----- SOURCE MATERIAL -----
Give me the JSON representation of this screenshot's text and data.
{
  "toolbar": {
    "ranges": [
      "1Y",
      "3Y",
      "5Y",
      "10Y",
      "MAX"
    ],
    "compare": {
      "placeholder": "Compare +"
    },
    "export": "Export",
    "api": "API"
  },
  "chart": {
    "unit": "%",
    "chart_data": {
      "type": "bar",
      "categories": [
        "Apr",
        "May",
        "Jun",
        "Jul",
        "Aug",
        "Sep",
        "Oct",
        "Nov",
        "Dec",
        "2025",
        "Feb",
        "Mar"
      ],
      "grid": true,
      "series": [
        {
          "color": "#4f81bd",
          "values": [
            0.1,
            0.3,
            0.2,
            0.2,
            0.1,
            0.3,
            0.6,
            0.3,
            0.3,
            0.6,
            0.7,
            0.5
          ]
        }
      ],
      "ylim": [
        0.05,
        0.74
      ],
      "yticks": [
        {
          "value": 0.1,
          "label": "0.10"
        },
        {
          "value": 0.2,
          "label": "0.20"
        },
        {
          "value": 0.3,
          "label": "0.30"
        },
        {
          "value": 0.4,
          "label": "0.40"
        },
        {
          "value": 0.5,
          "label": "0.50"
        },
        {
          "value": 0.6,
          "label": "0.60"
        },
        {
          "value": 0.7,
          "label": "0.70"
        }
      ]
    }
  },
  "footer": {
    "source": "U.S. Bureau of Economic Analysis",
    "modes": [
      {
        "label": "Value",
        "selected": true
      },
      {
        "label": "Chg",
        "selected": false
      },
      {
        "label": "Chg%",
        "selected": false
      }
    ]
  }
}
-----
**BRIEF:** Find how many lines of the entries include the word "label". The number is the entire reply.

**YOUR RESPONSE:** 10